What to work on:
State how many lines of the records below contain the word "Dateien", giving the number and nothing else.
-- Records supplied follows --
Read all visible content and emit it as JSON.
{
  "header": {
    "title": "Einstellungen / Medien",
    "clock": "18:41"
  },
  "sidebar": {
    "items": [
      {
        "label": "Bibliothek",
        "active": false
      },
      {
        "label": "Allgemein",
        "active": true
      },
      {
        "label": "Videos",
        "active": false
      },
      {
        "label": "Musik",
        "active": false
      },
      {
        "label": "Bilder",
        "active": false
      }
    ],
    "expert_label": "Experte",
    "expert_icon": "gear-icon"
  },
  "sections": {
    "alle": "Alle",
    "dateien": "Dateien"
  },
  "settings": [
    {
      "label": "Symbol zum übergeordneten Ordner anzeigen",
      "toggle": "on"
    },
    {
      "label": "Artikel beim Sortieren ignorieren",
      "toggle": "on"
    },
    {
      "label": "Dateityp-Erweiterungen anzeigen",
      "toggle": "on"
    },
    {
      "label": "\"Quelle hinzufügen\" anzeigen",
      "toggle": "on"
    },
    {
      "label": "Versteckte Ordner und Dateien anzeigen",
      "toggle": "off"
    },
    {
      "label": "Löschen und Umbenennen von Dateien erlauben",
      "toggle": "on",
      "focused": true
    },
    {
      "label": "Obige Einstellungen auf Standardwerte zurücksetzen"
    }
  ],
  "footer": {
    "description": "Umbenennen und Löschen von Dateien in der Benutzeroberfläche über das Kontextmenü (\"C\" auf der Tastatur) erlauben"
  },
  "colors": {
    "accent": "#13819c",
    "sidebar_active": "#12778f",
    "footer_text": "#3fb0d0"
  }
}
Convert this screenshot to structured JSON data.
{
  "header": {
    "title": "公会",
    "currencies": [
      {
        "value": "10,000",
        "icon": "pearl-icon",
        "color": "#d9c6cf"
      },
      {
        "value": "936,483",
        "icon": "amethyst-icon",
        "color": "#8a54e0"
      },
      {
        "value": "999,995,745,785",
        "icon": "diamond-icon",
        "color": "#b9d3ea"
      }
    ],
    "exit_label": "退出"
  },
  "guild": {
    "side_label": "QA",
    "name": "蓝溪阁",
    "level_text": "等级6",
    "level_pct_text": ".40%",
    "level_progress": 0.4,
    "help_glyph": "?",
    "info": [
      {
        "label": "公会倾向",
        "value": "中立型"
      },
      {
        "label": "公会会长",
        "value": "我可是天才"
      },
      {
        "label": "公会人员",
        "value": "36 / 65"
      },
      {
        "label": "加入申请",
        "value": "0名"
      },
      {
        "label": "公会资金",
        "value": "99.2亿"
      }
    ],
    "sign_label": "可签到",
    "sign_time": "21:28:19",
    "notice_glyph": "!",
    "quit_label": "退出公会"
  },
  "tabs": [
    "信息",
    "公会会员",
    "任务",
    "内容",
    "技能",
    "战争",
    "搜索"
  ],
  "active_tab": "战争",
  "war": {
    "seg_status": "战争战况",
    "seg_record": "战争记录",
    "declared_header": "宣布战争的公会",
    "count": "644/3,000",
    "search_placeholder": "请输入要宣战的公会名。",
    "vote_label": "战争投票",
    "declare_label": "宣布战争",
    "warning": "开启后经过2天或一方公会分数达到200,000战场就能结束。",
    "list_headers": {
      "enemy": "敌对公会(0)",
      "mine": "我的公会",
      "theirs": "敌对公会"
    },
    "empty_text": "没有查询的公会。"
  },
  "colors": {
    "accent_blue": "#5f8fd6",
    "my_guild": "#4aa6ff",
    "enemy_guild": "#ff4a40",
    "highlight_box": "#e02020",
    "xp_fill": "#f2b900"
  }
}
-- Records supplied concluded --
Exercise solution:
4